I love church. I’ve always loved church, ever since my parents sent me to the local Church of England Sunday School when I was 4 years old. It felt like home and I knew that it was where I belonged. At the age of 11 I was confirmed and asked about my commitment to God and I have been part of a church and walked with the Lord ever since. I’ve attended several different churches in different parts of the country, but it is still where I feel at home and I know deep in my heart it is where I belong. It has never crossed my mind when I wake up on a Sunday morning to think, ‘I’ll not go to church today’.
Last Sunday my experience of church was slightly unusual. I had been asked to bring a visitor to the meeting, which I was happy to do, but we were late, arriving 15 minutes after the service had started, and we left 15 minutes before it ended. It felt strange. I still enjoyed the meeting, I was able to worship the Lord through the songs and enjoyed listening to the sharing and taking part in the fun of the children’s songs. I heard the first few minutes of the talk and have since listened to the rest online. So, in one way, I didn’t miss anything – but it felt like I had. What I missed was the fellowship, the connection with other people who love the Lord and who I worship with on a Sunday morning. I realised again how important that is and that it’s an integral part of meeting together for worship. Although my relationship with the Lord is individual, my relationship with his people is also important.
It reminded me of a picture of church which I’ve heard described.

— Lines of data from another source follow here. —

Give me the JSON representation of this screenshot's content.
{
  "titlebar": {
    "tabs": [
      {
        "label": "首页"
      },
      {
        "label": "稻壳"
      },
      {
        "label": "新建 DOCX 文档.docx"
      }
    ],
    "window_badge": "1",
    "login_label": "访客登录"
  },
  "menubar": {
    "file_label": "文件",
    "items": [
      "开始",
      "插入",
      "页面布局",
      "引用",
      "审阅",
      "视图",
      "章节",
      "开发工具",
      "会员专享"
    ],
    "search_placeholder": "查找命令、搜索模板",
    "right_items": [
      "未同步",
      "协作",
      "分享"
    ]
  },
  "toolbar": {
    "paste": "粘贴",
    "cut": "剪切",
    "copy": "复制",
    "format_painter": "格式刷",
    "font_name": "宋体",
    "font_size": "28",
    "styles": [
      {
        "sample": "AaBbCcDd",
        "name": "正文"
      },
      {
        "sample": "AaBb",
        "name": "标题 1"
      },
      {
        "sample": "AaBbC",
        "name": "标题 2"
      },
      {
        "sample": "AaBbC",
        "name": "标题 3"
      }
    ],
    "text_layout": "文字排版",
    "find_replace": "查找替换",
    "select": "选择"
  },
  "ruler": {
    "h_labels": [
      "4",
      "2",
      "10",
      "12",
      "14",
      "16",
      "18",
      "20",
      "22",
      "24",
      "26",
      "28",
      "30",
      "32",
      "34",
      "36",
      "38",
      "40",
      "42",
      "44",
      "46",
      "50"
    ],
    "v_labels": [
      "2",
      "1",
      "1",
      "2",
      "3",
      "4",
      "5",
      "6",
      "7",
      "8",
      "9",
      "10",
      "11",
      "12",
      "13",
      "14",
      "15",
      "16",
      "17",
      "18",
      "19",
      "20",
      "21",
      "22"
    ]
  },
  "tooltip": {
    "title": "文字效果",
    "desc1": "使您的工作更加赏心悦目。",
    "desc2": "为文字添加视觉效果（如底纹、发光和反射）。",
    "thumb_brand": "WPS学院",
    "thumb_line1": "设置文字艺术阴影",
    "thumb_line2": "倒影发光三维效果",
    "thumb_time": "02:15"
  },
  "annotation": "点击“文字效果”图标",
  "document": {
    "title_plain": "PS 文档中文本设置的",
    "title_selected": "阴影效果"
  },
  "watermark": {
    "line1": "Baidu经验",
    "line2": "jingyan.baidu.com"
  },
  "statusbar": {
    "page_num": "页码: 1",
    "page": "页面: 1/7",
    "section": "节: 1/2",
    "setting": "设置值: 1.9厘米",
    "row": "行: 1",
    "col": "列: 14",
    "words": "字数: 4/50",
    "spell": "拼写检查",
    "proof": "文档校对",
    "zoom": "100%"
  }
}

Imagine Jesus in the centre of a group of people, who are all stood in a circle around him. As the people hold hands and draw closer together the circumference of the circle gets smaller and more tightly knit and the people inevitably draw closer to Jesus. There is a sense in the conversations around the meeting, although often quite brief, of belonging to a group of people who genuinely care for one another. The brief word of interest or encouragement, handshake or hug and farewell words of ‘have a good week’ are an important part of a Sunday morning, and were much missed when absent.
‘And let us consider how we may spur one another on toward love and good deeds, not giving up meeting together, as some are in the habit of doing, but encouraging one another—and all the more as you see the Day approaching.’ Hebrews 10:24-25